The popularity of memoirs in the 90s and the re-emergence of the personal essay in the past decade has been immensely freeing and exciting for those of who often find ourselves scribbling down thoughts on a long subway ride home or as a way to clear our dusty brains in between working on the latest chapter of a novel. I love the personal essay because I generally can write the the first draft in a single sitting, which is both rewarding and reassuring. Unlike my fiction, my creative nonfiction pieces generally are motivated by breaking news in the mainstream media which renders me extremely sad or frustrated, or just some nagging issue that pulls at me enough to distract me from my longer writing projects.
While I have published more than a dozen essays in lit magazines, below are links to those of my published essays currently available online:

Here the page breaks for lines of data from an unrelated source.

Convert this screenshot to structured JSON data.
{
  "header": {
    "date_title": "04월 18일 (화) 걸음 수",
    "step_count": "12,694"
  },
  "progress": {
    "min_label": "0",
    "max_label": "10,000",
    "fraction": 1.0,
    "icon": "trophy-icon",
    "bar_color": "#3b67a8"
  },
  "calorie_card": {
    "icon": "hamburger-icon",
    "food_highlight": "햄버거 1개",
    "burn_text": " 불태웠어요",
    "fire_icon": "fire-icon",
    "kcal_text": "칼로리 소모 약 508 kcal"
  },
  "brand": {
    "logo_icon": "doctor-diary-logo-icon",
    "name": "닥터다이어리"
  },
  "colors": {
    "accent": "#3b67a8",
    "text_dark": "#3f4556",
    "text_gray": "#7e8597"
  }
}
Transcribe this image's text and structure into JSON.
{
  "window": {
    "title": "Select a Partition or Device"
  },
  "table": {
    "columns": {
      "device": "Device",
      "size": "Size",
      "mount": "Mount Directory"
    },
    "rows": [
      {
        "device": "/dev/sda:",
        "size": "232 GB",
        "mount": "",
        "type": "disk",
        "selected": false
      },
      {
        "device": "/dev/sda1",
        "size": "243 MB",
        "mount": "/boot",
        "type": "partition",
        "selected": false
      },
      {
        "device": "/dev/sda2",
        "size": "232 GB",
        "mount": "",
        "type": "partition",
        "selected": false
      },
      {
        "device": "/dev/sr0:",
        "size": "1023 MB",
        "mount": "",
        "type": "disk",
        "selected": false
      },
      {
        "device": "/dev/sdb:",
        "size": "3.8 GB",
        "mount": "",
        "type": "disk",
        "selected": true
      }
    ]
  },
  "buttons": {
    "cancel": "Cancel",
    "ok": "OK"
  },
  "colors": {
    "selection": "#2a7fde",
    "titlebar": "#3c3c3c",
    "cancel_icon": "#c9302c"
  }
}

Some Thoughts on Cancel Culture, Areo Magazine, November 22, 2021. The embrace of cancel culture by both the right and the left in the United States poses a real danger to democratic principles.
On Bright Young Things, The Lyon Review, April 25, 2015. Why are Americans so obsessed by youth culture, particularly when it comes to celebrating writers under 30?

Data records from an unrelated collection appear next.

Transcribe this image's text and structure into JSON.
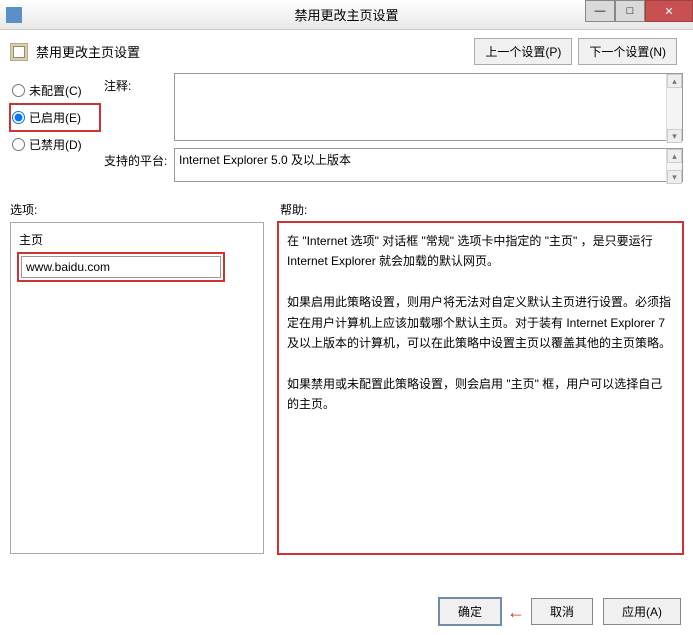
{
  "window": {
    "title": "禁用更改主页设置"
  },
  "header": {
    "title": "禁用更改主页设置",
    "prev_btn": "上一个设置(P)",
    "next_btn": "下一个设置(N)"
  },
  "radios": {
    "not_configured": "未配置(C)",
    "enabled": "已启用(E)",
    "disabled": "已禁用(D)"
  },
  "fields": {
    "comment_label": "注释:",
    "comment_value": "",
    "platform_label": "支持的平台:",
    "platform_value": "Internet Explorer 5.0 及以上版本"
  },
  "section_labels": {
    "options": "选项:",
    "help": "帮助:"
  },
  "options": {
    "homepage_label": "主页",
    "homepage_value": "www.baidu.com"
  },
  "help_text": "在 \"Internet 选项\" 对话框 \"常规\" 选项卡中指定的 \"主页\" ，是只要运行 Internet Explorer 就会加载的默认网页。\n\n如果启用此策略设置，则用户将无法对自定义默认主页进行设置。必须指定在用户计算机上应该加载哪个默认主页。对于装有 Internet Explorer 7 及以上版本的计算机，可以在此策略中设置主页以覆盖其他的主页策略。\n\n如果禁用或未配置此策略设置，则会启用 \"主页\" 框，用户可以选择自己的主页。",
  "buttons": {
    "ok": "确定",
    "cancel": "取消",
    "apply": "应用(A)"
  }
}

Hope in a Jar, Mr. Bellers’ Neighborhood, August 23, 2008.When vanity meets Madison Avenue, how do you find the ultimate cure for wrinkles, dark spots and the horrible feeling that time is moving much too quickly?

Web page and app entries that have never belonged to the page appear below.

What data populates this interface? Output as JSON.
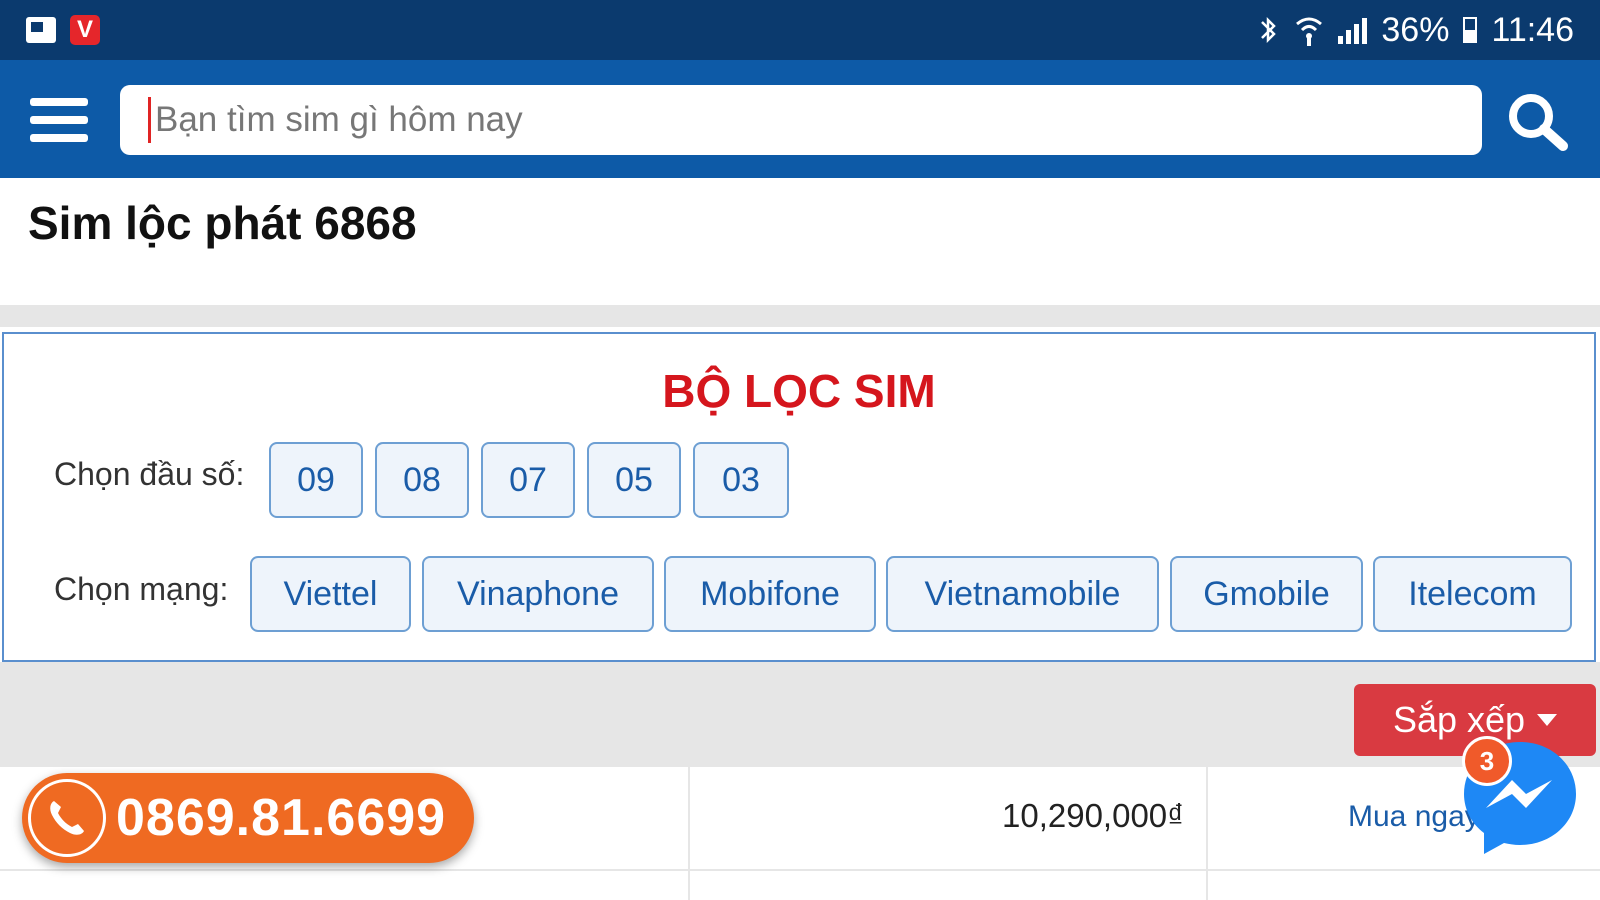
{
  "status_bar": {
    "battery": "36%",
    "time": "11:46",
    "icons": [
      "app-notification-icon",
      "v-app-icon",
      "bluetooth-icon",
      "wifi-icon",
      "signal-icon",
      "battery-icon"
    ]
  },
  "header": {
    "search_placeholder": "Bạn tìm sim gì hôm nay",
    "menu_icon": "hamburger-menu-icon",
    "search_icon": "search-icon"
  },
  "page_title": "Sim lộc phát 6868",
  "filter": {
    "title": "BỘ LỌC SIM",
    "prefix_label": "Chọn đầu số:",
    "prefixes": [
      "09",
      "08",
      "07",
      "05",
      "03"
    ],
    "network_label": "Chọn mạng:",
    "networks": [
      "Viettel",
      "Vinaphone",
      "Mobifone",
      "Vietnamobile",
      "Gmobile",
      "Itelecom"
    ]
  },
  "sort": {
    "label": "Sắp xếp"
  },
  "list": {
    "rows": [
      {
        "number": "0869.81.6699",
        "price": "10,290,000₫",
        "action": "Mua ngay"
      }
    ]
  },
  "floating": {
    "hotline": "0869.81.6699",
    "messenger_badge": "3"
  },
  "colors": {
    "status_bar": "#0b3a6e",
    "header": "#0d5aa7",
    "title_red": "#d5161d",
    "chip_border": "#6d9fd3",
    "sort_button": "#d93a41",
    "hotline_orange": "#ef6a22",
    "messenger_blue": "#1e88f5"
  }
}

Searching for the Writing Life, The Summerset Review, Fall 2005. This essay was originally published in a 2001 edition of Hayden’s Ferry Review which explored my ongoing struggle to find time to work on my creative projects with the very real need to earn a living. The Summerset Review contacted me a few years later and graciously asked if they could reprint it.